Paper
Sunday, November 4, 2007

281
This presentation is part of : Adolescent Care Issues
Does Resilience Moderate the Associations between Parental Problem Drinking and Adolescents' Internalizing and Externalizing Behaviors?: A Study of Korean Adolescents
Hyun Hwa Lee, RN, MSN, School of Nursing, University of Michigan, Ann Arbor, MI, USA and James A. Cranford, PhD, Substance Abuse Research Center, University of Michigan, Ann Arbor, MI, USA.
Learning Objective #1: The learner will be able to understand that resilience moderates the associations between parental problem drinking and adolescentsí problem behaviors.
Learning Objective #2: The learner will be able to apply the concept of resilience into his/her intervention with children whose parents are problem drinker or alcohol dependent.

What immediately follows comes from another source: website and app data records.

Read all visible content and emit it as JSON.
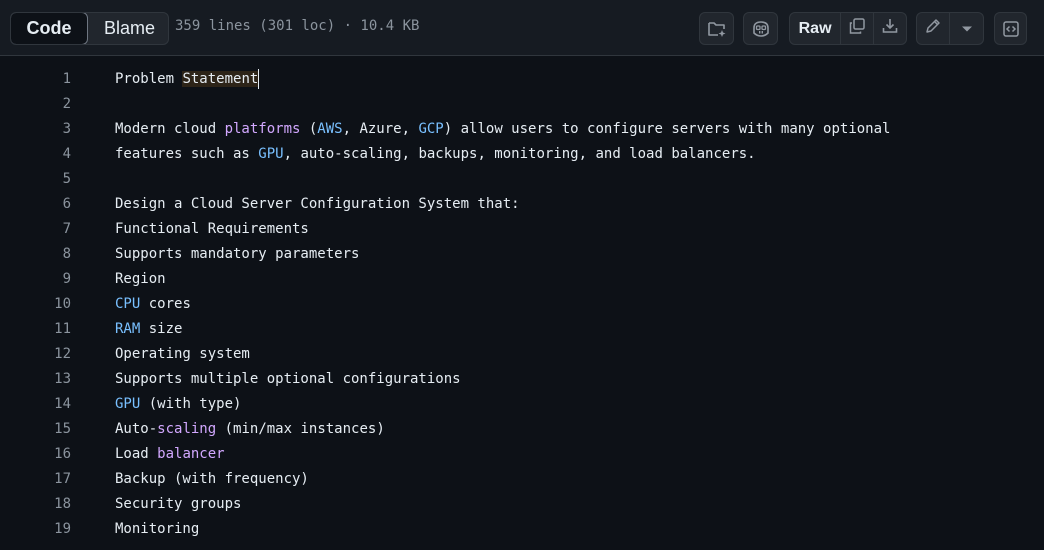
{
  "toolbar": {
    "code_tab": "Code",
    "blame_tab": "Blame",
    "file_info": "359 lines (301 loc) · 10.4 KB",
    "raw_label": "Raw"
  },
  "lines": [
    {
      "n": "1",
      "parts": [
        {
          "t": "Problem "
        },
        {
          "t": "Statement",
          "c": "hl"
        }
      ],
      "cursor": true
    },
    {
      "n": "2",
      "parts": []
    },
    {
      "n": "3",
      "parts": [
        {
          "t": "Modern cloud "
        },
        {
          "t": "platforms",
          "c": "kw-purple"
        },
        {
          "t": " ("
        },
        {
          "t": "AWS",
          "c": "kw-blue"
        },
        {
          "t": ", Azure, "
        },
        {
          "t": "GCP",
          "c": "kw-blue"
        },
        {
          "t": ") allow users to configure servers with many optional"
        }
      ]
    },
    {
      "n": "4",
      "parts": [
        {
          "t": "features such as "
        },
        {
          "t": "GPU",
          "c": "kw-blue"
        },
        {
          "t": ", auto-scaling, backups, monitoring, and load balancers."
        }
      ]
    },
    {
      "n": "5",
      "parts": []
    },
    {
      "n": "6",
      "parts": [
        {
          "t": "Design a Cloud Server Configuration System that:"
        }
      ]
    },
    {
      "n": "7",
      "parts": [
        {
          "t": "Functional Requirements"
        }
      ]
    },
    {
      "n": "8",
      "parts": [
        {
          "t": "Supports mandatory parameters"
        }
      ]
    },
    {
      "n": "9",
      "parts": [
        {
          "t": "Region"
        }
      ]
    },
    {
      "n": "10",
      "parts": [
        {
          "t": "CPU",
          "c": "kw-blue"
        },
        {
          "t": " cores"
        }
      ]
    },
    {
      "n": "11",
      "parts": [
        {
          "t": "RAM",
          "c": "kw-blue"
        },
        {
          "t": " size"
        }
      ]
    },
    {
      "n": "12",
      "parts": [
        {
          "t": "Operating system"
        }
      ]
    },
    {
      "n": "13",
      "parts": [
        {
          "t": "Supports multiple optional configurations"
        }
      ]
    },
    {
      "n": "14",
      "parts": [
        {
          "t": "GPU",
          "c": "kw-blue"
        },
        {
          "t": " (with type)"
        }
      ]
    },
    {
      "n": "15",
      "parts": [
        {
          "t": "Auto-"
        },
        {
          "t": "scaling",
          "c": "kw-purple"
        },
        {
          "t": " (min/max instances)"
        }
      ]
    },
    {
      "n": "16",
      "parts": [
        {
          "t": "Load "
        },
        {
          "t": "balancer",
          "c": "kw-purple"
        }
      ]
    },
    {
      "n": "17",
      "parts": [
        {
          "t": "Backup (with frequency)"
        }
      ]
    },
    {
      "n": "18",
      "parts": [
        {
          "t": "Security groups"
        }
      ]
    },
    {
      "n": "19",
      "parts": [
        {
          "t": "Monitoring"
        }
      ]
    }
  ]
}
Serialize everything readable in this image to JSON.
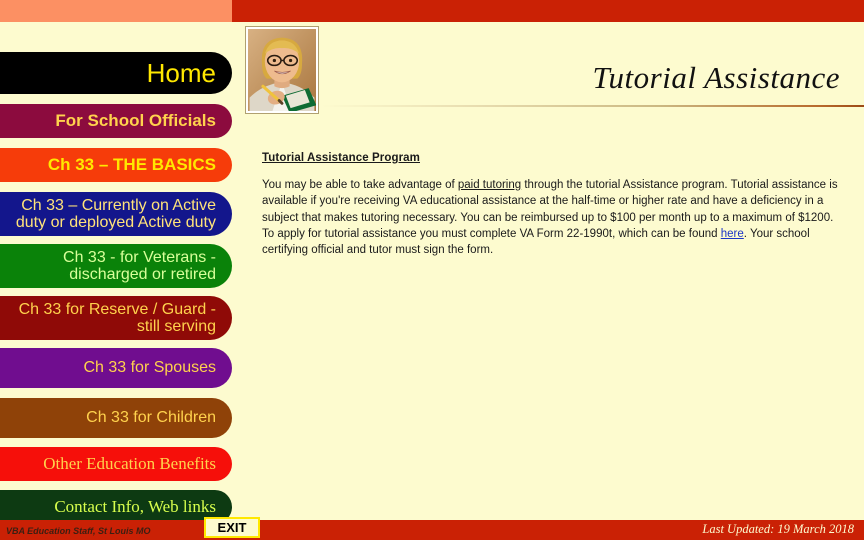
{
  "header": {
    "title": "Tutorial Assistance",
    "bar_left_color": "#fc9063",
    "bar_right_color": "#ca2105",
    "photo_alt": "woman-with-clipboard-photo"
  },
  "sidebar": {
    "items": [
      {
        "label": "Home",
        "bg": "#000000",
        "fg": "#ffe800"
      },
      {
        "label": "For School Officials",
        "bg": "#8c0b3e",
        "fg": "#ffd24d"
      },
      {
        "label": "Ch 33 – THE BASICS",
        "bg": "#f63c0a",
        "fg": "#ffe800"
      },
      {
        "label": "Ch 33 – Currently on Active\nduty or deployed Active duty",
        "bg": "#13168c",
        "fg": "#ffe37a"
      },
      {
        "label": "Ch 33 - for Veterans -\ndischarged or retired",
        "bg": "#0a8209",
        "fg": "#d8ff9a"
      },
      {
        "label": "Ch 33 for Reserve / Guard -\nstill serving",
        "bg": "#8f0a07",
        "fg": "#ffd24d"
      },
      {
        "label": "Ch 33 for Spouses",
        "bg": "#700d8f",
        "fg": "#ffd24d"
      },
      {
        "label": "Ch 33 for Children",
        "bg": "#8f4208",
        "fg": "#ffd24d"
      },
      {
        "label": "Other Education Benefits",
        "bg": "#f60f0a",
        "fg": "#ffd24d"
      },
      {
        "label": "Contact Info, Web links",
        "bg": "#0d3a12",
        "fg": "#d8ff4d"
      }
    ]
  },
  "main": {
    "heading": "Tutorial Assistance Program",
    "paragraph": {
      "seg1": "You may be able to take advantage of ",
      "link1": "paid tutoring",
      "seg2": " through the tutorial Assistance program. Tutorial assistance is available if you're receiving VA educational assistance at the half-time or higher rate and have a deficiency in a subject that makes tutoring necessary. You can be reimbursed up to $100 per month up to a maximum of $1200. To apply for tutorial assistance you must complete VA Form 22-1990t, which can be found ",
      "link2": "here",
      "seg3": ". Your school certifying official and tutor must sign the form."
    }
  },
  "footer": {
    "left_text": "VBA Education Staff, St Louis MO",
    "exit_label": "EXIT",
    "right_text": "Last Updated: 19 March 2018",
    "bar_color": "#ca2105"
  }
}
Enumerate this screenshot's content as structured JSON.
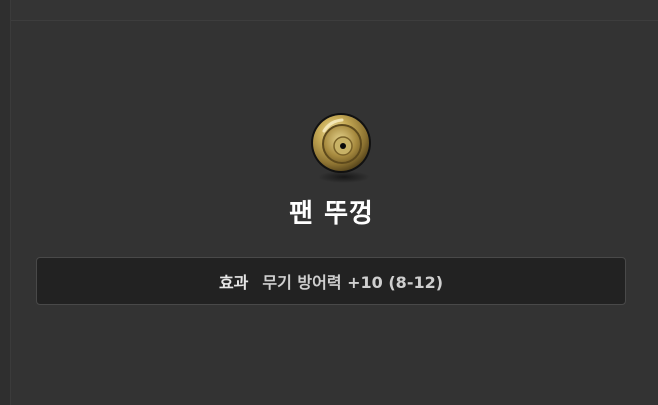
{
  "item": {
    "name": "팬 뚜껑",
    "icon": "shield-icon"
  },
  "effect": {
    "label": "효과",
    "value": "무기 방어력 +10 (8-12)"
  },
  "colors": {
    "background": "#333333",
    "effect_box": "#222222",
    "shield_gold": "#b89a45",
    "shield_dark": "#3a2d12"
  }
}
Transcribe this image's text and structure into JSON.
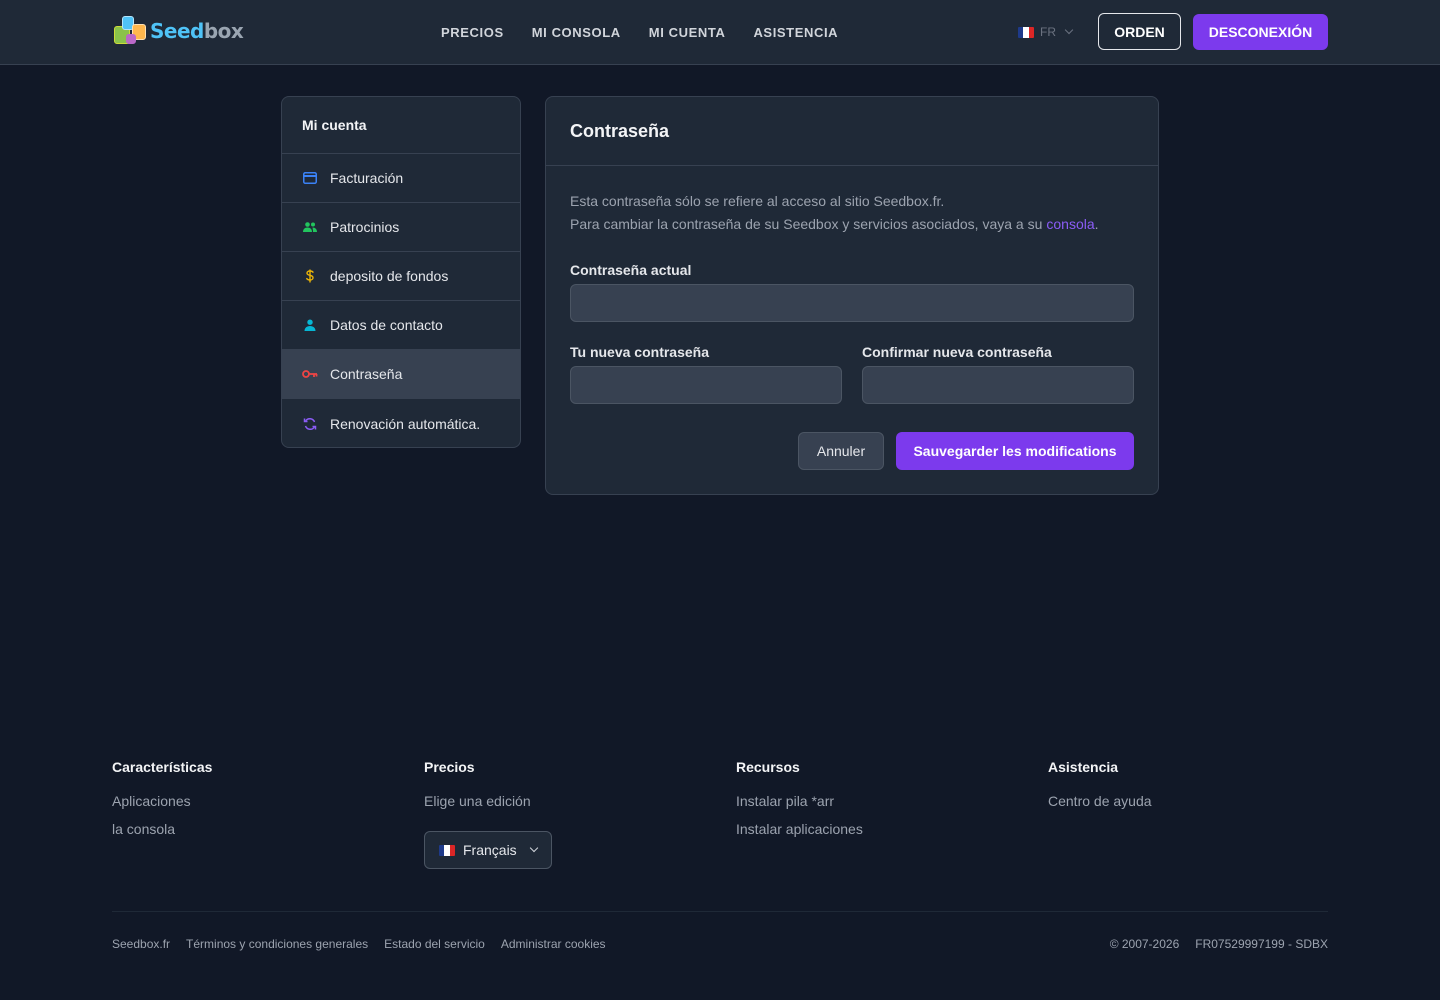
{
  "header": {
    "logo": {
      "part1": "Seed",
      "part2": "box"
    },
    "nav": [
      "PRECIOS",
      "MI CONSOLA",
      "MI CUENTA",
      "ASISTENCIA"
    ],
    "lang_code": "FR",
    "order_label": "ORDEN",
    "logout_label": "DESCONEXIÓN"
  },
  "sidebar": {
    "title": "Mi cuenta",
    "items": [
      {
        "label": "Facturación",
        "icon": "credit-card-icon",
        "color": "#3b82f6"
      },
      {
        "label": "Patrocinios",
        "icon": "users-icon",
        "color": "#22c55e"
      },
      {
        "label": "deposito de fondos",
        "icon": "dollar-icon",
        "color": "#eab308"
      },
      {
        "label": "Datos de contacto",
        "icon": "user-icon",
        "color": "#06b6d4"
      },
      {
        "label": "Contraseña",
        "icon": "key-icon",
        "color": "#ef4444",
        "active": true
      },
      {
        "label": "Renovación automática.",
        "icon": "refresh-icon",
        "color": "#8b5cf6"
      }
    ]
  },
  "card": {
    "title": "Contraseña",
    "desc_line1": "Esta contraseña sólo se refiere al acceso al sitio Seedbox.fr.",
    "desc_line2": "Para cambiar la contraseña de su Seedbox y servicios asociados, vaya a su",
    "desc_link": "consola",
    "desc_end": ".",
    "current_label": "Contraseña actual",
    "new_label": "Tu nueva contraseña",
    "confirm_label": "Confirmar nueva contraseña",
    "current_value": "",
    "new_value": "",
    "confirm_value": "",
    "cancel_label": "Annuler",
    "save_label": "Sauvegarder les modifications"
  },
  "footer": {
    "col1": {
      "title": "Características",
      "links": [
        "Aplicaciones",
        "la consola"
      ]
    },
    "col2": {
      "title": "Precios",
      "links": [
        "Elige una edición"
      ],
      "lang_label": "Français"
    },
    "col3": {
      "title": "Recursos",
      "links": [
        "Instalar pila *arr",
        "Instalar aplicaciones"
      ]
    },
    "col4": {
      "title": "Asistencia",
      "links": [
        "Centro de ayuda"
      ]
    },
    "bottom_links": [
      "Seedbox.fr",
      "Términos y condiciones generales",
      "Estado del servicio",
      "Administrar cookies"
    ],
    "copyright": "© 2007-2026",
    "company_id": "FR07529997199 - SDBX"
  },
  "colors": {
    "accent": "#7c3aed",
    "background": "#111827",
    "panel": "#1f2937",
    "link": "#8b5cf6"
  }
}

Background:  This study examined the main and interactive effects of parental problem drinking and resilience on externalizing and internalizing behaviors among Korean adolescents, a population that has received little attention in resilience research.

Methods: Data were collected from 482 adolescents (mean age= 14.4 years, 57% girls) from four middle schools in two urban areas in Korea

Results: Hierarchical multiple regression analyses show that parental problem drinking was directly associated with externalizing and internalizing behaviors. Further, the effects of parental problem drinking on both outcomes were moderated by resilience, such that the negative effects of parental problem drinking decreased in magnitude as resilience increased.  Simple slope analyses showed that (1) the effects of parental problem drinking on externalizing behaviors was significant only at low levels of resilience and (2) the effects of parental problem drinking on internalizing behaviors was significant at low and average levels of resilience.  

Conclusions: Resilience appears to protect against the adverse effects of parental problem drinking among Korean adolescents. These results have implications for prevention and intervention efforts aimed at Korean Children of Alcoholics (COAs) and highlight the importance of identifying dimensions of resilience that may be culture-specific.